Help Our Wounded (HOW) Foundation of South Florida has a new focus, The Concussed Student-Athlete Program.

The program was developed in 2020, and is managed by Healthcare Education Director Hilary Loftus. The HOW Foundation stresses that they have a passion to help student-athletes recover from concussions safely and effectively, early in life. But, how?

The “how” boils down to hyperbaric oxygen chambers — chambers filled with medical-grade oxygen at a higher-than-normal air pressure — that have fueled the healing missions of the Delray Beach-based nonprofit organization.

Maroon — neurosurgeon for the Pittsburgh Steelers for 39 years, as well as a board-certified clinical professor of neurological surgery at the Pittsburgh Medical Center — compared the brain’s inflammatory response to a concussion to the body’s response to a splinter.

“It gets red, hot, tender and swollen, right?” Maroon asks.

The brain reacts in much the same way, he says.

So when a person enters HBOT, several things occur.

“First and foremost, it hyper-oxygenates the tissues,” Denham says. “It gives that extra boost of oxygen that brain cells need to get better. The second thing it does is it reduces the swelling, so that blood flow can be restored to normal. And it turns off the inflammatory response.”

Even casual sports fans know that a bad helmet-to-helmet collision can cause a concussion.

But the lacrosse player who bangs his or her head on the field might not just be suffering from whiplash, and the diver who doesn’t complete a rotation and whose head hits the water first might not just be disoriented.

After a HBOT session, many concussed patients often emerge from the “dive” feeling much better and many times even asymptomatic. Hyperbaric Oxygen Therapy is not a medication, it’s a treatment that helps heal and return the injured back to their baseline faster than they ever thought was possible.

Timing is key

Do not wait to seek HBOT treatment for a head injury. Timing is everything.

Just like procrastination with schoolwork or delaying an offseason regimen can affect a student-athlete’s preparation, waiting to seek help for a head injury can drastically alter the recovery timeline.

When student-athletes or others seek HBOT within the first 10 days of their injury, the number of sessions needed often drops dramatically.

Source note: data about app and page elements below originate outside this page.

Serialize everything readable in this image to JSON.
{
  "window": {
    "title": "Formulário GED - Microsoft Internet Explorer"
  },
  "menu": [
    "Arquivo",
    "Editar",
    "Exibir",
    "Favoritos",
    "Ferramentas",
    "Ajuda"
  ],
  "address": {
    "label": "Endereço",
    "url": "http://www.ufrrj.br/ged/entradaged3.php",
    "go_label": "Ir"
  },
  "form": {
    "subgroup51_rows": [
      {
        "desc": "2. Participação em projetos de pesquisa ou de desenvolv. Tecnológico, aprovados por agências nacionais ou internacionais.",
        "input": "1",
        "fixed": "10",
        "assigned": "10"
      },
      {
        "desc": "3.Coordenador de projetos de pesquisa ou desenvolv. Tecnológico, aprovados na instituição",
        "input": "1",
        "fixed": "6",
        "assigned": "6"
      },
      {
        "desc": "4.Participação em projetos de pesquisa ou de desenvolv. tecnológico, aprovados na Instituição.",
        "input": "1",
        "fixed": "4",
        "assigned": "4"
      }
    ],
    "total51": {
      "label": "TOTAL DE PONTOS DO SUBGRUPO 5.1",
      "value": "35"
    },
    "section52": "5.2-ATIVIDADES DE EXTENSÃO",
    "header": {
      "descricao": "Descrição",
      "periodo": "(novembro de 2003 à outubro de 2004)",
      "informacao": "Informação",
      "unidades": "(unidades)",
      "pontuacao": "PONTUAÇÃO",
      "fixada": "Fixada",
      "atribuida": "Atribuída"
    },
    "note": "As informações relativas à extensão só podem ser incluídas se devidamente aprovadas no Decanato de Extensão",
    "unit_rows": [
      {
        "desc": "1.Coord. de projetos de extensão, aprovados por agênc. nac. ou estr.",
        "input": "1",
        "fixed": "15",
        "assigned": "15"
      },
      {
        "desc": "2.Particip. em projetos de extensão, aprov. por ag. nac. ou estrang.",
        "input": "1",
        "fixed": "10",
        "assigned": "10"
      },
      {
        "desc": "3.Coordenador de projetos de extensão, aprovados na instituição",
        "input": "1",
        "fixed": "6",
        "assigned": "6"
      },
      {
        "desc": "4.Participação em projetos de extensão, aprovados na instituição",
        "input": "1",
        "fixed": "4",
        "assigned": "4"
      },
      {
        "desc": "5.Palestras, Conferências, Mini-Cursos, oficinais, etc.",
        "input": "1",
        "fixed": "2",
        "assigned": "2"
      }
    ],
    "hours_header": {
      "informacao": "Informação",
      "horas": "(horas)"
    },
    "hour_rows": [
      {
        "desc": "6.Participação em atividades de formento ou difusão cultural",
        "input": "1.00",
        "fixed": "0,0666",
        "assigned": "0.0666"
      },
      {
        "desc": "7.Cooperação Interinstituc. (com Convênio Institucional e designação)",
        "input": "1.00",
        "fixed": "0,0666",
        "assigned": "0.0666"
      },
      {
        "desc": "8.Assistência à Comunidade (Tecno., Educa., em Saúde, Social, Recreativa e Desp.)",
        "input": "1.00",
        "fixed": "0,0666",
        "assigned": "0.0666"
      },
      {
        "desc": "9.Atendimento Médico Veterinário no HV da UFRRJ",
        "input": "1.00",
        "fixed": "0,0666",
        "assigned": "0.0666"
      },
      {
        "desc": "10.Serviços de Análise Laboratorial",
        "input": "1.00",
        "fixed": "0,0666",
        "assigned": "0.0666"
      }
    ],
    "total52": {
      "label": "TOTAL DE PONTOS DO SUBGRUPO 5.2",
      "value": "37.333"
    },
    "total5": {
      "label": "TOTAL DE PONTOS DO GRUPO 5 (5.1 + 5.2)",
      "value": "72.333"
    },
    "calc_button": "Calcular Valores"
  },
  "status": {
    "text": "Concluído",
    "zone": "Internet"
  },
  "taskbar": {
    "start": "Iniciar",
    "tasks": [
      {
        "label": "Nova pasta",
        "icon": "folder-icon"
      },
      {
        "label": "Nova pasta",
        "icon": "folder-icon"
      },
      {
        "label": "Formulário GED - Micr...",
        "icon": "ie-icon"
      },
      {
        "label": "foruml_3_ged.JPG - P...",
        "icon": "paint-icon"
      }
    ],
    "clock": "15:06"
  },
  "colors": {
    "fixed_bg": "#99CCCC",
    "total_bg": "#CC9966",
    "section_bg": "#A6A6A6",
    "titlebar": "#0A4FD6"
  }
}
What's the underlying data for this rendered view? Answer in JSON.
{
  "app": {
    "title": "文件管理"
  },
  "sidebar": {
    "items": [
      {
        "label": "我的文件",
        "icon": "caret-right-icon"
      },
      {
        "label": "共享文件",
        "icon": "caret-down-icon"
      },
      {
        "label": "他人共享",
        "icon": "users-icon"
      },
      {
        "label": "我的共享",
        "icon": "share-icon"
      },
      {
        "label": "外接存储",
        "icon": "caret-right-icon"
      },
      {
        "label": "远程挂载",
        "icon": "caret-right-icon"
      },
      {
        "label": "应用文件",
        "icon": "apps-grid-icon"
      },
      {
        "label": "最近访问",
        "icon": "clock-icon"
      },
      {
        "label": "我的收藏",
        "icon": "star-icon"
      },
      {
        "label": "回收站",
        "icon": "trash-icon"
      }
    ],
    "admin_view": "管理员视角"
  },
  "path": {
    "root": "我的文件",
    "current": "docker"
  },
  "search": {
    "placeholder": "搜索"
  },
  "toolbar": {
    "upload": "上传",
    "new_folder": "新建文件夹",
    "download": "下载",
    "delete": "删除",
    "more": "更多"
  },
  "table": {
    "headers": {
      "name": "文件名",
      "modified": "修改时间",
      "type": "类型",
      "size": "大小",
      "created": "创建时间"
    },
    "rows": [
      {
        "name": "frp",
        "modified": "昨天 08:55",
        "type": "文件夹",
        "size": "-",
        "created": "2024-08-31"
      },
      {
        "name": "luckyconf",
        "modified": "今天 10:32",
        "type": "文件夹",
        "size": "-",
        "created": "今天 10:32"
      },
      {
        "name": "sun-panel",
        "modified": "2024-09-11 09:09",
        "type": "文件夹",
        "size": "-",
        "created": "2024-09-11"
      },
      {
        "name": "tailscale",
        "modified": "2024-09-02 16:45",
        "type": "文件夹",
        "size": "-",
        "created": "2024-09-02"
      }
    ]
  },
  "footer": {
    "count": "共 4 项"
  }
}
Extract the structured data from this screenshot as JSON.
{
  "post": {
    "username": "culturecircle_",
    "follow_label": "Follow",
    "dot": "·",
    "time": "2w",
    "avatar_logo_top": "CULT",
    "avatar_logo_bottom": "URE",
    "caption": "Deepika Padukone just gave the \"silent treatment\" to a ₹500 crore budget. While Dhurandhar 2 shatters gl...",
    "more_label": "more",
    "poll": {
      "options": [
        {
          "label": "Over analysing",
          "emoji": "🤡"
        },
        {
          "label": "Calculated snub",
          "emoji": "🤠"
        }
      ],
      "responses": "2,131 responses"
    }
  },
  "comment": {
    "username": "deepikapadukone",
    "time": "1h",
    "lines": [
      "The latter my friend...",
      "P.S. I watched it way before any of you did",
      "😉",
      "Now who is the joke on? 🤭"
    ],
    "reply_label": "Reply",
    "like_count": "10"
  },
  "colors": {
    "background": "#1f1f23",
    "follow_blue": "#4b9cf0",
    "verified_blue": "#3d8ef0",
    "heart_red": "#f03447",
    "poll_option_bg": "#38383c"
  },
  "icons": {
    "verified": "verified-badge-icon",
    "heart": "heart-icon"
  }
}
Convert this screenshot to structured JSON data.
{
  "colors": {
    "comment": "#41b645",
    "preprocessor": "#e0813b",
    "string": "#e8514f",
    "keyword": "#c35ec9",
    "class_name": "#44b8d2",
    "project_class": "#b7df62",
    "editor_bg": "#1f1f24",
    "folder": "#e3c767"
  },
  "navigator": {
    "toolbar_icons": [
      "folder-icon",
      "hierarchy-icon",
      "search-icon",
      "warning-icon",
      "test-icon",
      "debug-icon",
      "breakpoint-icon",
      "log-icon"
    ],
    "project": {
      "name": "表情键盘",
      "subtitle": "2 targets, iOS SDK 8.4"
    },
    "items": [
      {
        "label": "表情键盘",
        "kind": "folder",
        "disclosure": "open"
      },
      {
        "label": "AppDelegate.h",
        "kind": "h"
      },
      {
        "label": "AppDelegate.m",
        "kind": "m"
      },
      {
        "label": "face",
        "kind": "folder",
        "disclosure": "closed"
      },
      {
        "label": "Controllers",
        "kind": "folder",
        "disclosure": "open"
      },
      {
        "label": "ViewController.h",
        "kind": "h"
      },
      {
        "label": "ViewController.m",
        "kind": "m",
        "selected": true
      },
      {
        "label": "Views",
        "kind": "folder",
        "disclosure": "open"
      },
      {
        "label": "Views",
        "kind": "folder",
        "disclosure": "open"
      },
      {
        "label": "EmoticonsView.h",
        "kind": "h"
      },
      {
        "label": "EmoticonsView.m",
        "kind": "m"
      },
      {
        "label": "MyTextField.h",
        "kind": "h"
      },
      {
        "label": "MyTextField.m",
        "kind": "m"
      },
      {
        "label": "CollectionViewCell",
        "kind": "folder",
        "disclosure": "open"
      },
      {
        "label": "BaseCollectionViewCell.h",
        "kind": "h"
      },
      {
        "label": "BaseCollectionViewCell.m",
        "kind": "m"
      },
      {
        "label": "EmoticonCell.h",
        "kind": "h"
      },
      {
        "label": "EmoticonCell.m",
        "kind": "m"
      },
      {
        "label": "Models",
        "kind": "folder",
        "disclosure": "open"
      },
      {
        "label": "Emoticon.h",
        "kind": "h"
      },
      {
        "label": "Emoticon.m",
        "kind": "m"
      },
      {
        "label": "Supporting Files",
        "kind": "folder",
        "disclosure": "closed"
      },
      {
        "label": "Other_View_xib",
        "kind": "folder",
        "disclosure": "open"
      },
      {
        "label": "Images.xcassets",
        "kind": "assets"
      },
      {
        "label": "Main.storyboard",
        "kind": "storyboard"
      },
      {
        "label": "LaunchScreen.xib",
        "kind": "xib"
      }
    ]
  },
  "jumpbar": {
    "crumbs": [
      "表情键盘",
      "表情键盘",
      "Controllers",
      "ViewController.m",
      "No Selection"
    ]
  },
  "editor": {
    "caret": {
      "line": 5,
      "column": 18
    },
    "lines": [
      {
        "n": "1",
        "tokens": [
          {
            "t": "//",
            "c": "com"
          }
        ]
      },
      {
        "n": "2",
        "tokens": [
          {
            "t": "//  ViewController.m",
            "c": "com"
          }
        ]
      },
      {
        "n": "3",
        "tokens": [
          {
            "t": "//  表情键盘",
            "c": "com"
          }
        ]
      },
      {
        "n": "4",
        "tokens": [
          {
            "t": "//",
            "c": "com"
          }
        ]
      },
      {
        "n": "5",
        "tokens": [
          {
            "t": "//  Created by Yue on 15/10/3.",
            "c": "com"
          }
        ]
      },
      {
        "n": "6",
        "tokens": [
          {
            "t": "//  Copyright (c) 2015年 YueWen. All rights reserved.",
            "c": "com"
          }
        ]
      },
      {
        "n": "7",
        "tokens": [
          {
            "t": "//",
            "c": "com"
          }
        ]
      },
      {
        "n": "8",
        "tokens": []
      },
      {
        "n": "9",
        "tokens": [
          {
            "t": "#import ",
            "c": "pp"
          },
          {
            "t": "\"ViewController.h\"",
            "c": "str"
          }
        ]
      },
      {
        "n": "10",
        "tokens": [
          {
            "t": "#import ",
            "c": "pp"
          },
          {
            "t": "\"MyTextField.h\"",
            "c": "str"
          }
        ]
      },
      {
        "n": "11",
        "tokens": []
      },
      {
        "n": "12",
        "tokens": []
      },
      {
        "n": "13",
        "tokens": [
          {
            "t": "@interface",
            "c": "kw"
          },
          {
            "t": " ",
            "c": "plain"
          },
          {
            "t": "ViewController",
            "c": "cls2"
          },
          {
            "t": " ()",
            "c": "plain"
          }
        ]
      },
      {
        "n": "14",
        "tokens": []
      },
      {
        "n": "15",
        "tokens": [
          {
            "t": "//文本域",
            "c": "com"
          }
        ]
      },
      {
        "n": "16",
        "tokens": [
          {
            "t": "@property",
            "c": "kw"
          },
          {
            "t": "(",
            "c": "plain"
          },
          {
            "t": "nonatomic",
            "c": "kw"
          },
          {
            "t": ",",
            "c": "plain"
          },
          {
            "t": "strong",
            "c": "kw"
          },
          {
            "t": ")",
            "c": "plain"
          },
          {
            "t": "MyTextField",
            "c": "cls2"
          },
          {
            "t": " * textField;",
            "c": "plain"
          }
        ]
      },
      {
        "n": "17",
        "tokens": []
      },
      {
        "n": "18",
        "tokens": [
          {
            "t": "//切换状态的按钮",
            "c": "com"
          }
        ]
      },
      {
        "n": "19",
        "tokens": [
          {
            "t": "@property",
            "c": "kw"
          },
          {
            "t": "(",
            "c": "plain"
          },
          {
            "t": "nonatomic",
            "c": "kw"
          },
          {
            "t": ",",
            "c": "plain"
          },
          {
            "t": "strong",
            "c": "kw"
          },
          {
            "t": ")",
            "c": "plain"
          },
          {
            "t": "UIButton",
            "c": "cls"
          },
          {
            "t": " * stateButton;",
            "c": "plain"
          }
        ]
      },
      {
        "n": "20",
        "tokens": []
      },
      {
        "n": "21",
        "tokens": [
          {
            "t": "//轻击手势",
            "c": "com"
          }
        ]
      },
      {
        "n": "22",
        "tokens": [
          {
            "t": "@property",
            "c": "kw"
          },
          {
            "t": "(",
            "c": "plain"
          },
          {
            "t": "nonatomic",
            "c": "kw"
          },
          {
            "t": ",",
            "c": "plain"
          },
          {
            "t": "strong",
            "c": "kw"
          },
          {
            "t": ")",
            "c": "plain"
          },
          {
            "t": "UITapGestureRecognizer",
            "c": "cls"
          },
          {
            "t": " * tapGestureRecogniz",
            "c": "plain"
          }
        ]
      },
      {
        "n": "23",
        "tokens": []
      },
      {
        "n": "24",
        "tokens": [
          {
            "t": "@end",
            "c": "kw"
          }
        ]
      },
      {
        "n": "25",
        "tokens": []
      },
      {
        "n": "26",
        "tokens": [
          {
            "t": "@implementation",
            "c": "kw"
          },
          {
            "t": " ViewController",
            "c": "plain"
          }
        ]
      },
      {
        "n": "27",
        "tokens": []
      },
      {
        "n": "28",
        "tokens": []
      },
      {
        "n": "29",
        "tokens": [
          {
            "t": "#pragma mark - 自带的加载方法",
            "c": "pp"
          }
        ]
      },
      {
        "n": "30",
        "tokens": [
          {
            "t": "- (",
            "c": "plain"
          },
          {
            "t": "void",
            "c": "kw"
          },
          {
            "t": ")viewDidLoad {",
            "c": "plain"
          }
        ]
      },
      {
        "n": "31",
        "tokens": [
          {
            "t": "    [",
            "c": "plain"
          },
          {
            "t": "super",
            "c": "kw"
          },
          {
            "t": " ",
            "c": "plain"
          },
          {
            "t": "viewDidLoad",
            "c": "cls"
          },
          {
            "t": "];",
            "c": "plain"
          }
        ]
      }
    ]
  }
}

On average, there are 3 1/2 to 4 treatments.

The treatments are described as very nonintrusive. Oxygen-based therapies are largely very safe, usually with no side effects when administered professionally.

However, for the average person the cost of HBOT off-label, like for concussion recovery, tends to be the roadblock that keeps concussed patients away.

Committing to several sessions is a small investment of time. But the financial toll can be steep; each session typically costs around $250.

However, through funding from organizations such as Palm Health Foundation, HOW and its partners have committed to helping student-athletes by providing treatment without charge.

“Youth mental health and wellness is important to us at Palm Health Foundation, and many of the grant programs we fund have a focus on supporting and uplifting our young people,” President and CEO Patrick McNamara said in a statement to The Palm Beach Post. “HOW helps student-athletes suffering from traumatic brain injuries return to a normal life — a life in which they can continue to thrive and contribute to our wonderful community.”

Read more at PALM BEACH POST